Sure, for a documentary you may be able to grab a red or a handicam, slip on a zoom mike and start shooting and if the subject matter is interesting, the editor is good, the expectations of color, tone, are not that high, even a long motion piece with a good story line can work well, but take the same footage and try to give it the look of CSI and your just spitting in the wind.
I think this two day seminar would be a good first step, especially the talk by Rodney Charters as he has done a lot of testing of HDv cameras for 24 and has reported online.
I also know you have to keep in mind that right now there is a lot of hype about shooting a mixed media campaign and to some extent a lot of misdirection. The references to W magazine and the Bruce Willis piece is actually just a still shoot using a video camera. Yea it looks good, but as of today I haven't seen any video of the shoot, (I guess because W isn't going to spend 2 million dollars in post to replicated the still effects). So in other words it could have been shot with a 1.5 cropped d-20 and had the same results, especially after all the retouching.
The Esquire piece I think was black and white and that makes sense because black and white is easy and all the other terms like Hybird, conversion, combo shoots is just a a bunch of words that have little to do with real world imaging.
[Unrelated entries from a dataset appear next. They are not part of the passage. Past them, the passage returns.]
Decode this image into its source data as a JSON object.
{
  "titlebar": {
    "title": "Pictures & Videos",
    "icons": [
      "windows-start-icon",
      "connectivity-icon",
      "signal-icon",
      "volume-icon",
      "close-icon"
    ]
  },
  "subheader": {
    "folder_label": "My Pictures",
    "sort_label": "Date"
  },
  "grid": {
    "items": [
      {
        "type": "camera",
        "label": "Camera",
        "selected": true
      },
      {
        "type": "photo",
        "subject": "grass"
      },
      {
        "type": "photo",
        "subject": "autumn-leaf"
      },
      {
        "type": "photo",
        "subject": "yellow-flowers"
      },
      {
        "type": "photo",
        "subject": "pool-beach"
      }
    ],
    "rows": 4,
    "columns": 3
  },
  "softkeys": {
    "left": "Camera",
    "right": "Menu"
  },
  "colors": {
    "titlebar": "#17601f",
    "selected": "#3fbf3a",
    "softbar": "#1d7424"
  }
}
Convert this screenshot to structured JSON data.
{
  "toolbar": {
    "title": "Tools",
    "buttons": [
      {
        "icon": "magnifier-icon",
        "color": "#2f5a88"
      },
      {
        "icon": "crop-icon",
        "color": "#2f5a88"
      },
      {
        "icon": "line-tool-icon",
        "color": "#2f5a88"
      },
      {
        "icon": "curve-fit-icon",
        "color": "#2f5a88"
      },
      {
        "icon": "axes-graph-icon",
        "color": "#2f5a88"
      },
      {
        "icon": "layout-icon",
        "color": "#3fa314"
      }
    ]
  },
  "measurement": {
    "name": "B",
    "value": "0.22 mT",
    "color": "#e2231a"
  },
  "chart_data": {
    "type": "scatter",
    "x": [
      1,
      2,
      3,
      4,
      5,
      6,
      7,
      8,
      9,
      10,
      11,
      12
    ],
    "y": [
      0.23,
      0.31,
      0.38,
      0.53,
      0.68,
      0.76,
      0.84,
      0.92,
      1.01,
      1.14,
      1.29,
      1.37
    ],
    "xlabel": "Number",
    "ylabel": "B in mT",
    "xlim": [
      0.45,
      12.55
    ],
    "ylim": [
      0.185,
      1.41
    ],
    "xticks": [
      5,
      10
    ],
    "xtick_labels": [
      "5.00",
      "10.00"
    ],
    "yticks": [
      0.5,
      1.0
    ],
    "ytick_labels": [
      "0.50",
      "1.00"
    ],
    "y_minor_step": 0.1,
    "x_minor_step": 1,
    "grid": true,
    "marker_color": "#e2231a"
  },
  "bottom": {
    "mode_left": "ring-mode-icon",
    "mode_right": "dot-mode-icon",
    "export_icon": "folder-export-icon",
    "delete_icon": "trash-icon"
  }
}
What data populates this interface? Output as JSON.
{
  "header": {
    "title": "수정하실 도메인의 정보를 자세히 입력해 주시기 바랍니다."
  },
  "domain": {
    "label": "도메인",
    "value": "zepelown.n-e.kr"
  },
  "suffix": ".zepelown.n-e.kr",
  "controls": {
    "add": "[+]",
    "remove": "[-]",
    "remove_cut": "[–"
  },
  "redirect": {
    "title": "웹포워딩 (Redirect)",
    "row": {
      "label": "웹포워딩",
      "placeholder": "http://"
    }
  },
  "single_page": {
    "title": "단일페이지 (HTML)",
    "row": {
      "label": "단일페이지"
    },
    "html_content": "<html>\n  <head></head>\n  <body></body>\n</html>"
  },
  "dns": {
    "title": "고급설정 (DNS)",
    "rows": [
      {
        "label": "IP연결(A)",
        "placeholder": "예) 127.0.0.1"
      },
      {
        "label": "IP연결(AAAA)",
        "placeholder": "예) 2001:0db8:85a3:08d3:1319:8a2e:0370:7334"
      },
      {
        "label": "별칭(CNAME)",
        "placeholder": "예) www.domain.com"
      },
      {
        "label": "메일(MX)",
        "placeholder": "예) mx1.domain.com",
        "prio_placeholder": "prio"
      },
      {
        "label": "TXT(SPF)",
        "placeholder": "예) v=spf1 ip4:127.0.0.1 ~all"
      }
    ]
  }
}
That 5d2 movie was kind of cool, and sold a lot of fivedeetoos, but in a world of "the client is paying type of gig", there are about twenty things in that video that most clients would expect to be different and could easily mean a change of cameras.
There is perception and reality and then the horrible leap to the real world. Final Cut Pro is a great program, can do almost anything, but that's the problem you can do almost anything which means if you learn it, somebody is going to ask you to do about anything.
Just like in still photography the expectations of digital video get way different when a client starts paying for a project. What a client may think is easy, like matting in a window scene can be a huge process and remember just like looking at still images that Pascal does for Vogue vs. what some local retoucher does for Bill's plumbing and auto repair, there is a world of difference due to budget, subject, time available and obviously talent. The thing with motion is even the consumer is trained to see great imagery. Every night just watching 2 hours of television, the standard consumer will see about 4 million dollars of production and post work and assumes all crafted motion pieces should look this good. They may know that the crew to shoot a 30 second spot can be huge, the post production to edit and time and effect that spot can takes weeks, even months, but since we as still guys are moving into this territory, they're probably going to want the CSI Miami look on a still budget.
So what I'm saying is these shooting seminars are probably pretty good, will give you the basics of how to run the camera, how to stick the footage in FCP, maybe even make the transition to a 16x9 frame, but past that it's a whole new world. Just keep in mind this and other seminars have a lot of dealer, manufacturer support which usually translates into dealer manufacturer sales messages.
These seminars are a good starting point, but they are just that . . . a starting point.
A day or two of shooting seminars is kind of like getting your learners permit and then somebody hands you a formula one car. You can drive it but without a dedicated investment of leaning and time your gonna stuff it head on into a wall and probably take out a few dozen spectators.
In other words, don't try this at home, until your really ready.